Article

Paul Finkelman

In Brown v. Board of Education of Topeka, 347 U.S. 483 (1954), the U.S. Supreme Court held that legally mandated racial segregation in the public schools was unconstitutional. Decided on the last day of the Supreme Court's term in May 1954, the Court found that segregation denied African American children the “equal protection of laws” in violation of the Fourteenth Amendment to the Constitution. Speaking for a unanimous Supreme Court, Chief Justice Earl Warren explained that “in the field of public education, the doctrine of ‘separate but equal’ has no place. Separate educational facilities are inherently unequal.”

Brown is unquestionably the most important legal case affecting African Americans in the twentieth century and one of the most important Supreme Court decisions in American constitutional history The case technically involved only segregation in the public schools Chief Justice Warren carefully limited the scope his decision to ...

Primary Source

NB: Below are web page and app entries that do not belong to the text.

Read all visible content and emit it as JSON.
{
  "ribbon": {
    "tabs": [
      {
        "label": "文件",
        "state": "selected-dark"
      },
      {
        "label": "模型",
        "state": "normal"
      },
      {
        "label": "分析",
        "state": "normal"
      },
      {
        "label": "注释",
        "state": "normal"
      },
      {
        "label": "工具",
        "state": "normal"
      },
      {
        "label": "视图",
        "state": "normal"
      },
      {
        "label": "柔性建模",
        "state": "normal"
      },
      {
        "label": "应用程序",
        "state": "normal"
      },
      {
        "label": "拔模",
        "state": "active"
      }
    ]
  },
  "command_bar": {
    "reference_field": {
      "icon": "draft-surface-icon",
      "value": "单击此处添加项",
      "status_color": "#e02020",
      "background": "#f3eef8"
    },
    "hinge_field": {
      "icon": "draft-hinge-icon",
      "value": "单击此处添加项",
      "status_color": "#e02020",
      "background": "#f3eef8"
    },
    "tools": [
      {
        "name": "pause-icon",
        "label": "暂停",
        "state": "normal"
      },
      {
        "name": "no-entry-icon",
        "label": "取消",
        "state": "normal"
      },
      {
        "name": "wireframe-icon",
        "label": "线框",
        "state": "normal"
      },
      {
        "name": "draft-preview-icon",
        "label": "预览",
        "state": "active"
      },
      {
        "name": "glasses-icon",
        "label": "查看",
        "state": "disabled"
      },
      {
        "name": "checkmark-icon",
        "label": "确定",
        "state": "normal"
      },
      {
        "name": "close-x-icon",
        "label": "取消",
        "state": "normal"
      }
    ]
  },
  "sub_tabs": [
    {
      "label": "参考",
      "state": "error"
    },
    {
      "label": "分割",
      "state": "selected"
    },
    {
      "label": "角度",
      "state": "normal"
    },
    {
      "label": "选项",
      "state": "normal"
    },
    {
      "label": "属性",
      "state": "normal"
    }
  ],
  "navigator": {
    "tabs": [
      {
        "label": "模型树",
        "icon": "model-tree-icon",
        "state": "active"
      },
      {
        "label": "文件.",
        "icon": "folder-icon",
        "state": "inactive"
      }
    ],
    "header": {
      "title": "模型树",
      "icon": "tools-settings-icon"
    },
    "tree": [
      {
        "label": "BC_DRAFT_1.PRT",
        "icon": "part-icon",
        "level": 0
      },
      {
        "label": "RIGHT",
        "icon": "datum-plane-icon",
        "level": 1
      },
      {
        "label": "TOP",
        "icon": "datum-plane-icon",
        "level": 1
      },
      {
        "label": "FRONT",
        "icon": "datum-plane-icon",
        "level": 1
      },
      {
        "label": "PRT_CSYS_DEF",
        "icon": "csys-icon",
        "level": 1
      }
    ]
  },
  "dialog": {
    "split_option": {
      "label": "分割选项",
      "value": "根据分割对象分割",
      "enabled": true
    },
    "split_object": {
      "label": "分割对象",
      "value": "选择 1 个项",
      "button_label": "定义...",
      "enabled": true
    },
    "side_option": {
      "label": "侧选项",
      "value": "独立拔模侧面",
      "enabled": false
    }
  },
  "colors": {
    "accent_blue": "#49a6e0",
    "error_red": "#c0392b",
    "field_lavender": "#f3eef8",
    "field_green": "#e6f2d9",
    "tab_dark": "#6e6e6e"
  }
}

While the first challenge to segregation in the public schools was brought by an African American father in 1849 in the case of Roberts v. City of Boston little progress was made for almost a century In 1896 the Supreme Court ruled in a case concerning transportation that separate but equal accommodations fulfilled constitutional requirements and that precept was applied to education as well Then the National Association for the Advancement of Colored People NAACP decided to launch a legal war against all forms of discrimination choosing to focus on public schools Under the guidance of Charles Hamilton Houston a team of lawyers that included Thurgood Marshall and Constance Baker Motley began to bring a variety of suits during the late 1940s charging that the separate education provided to African Americans was not in fact equal The team won a number of victories but had not yet proved that ...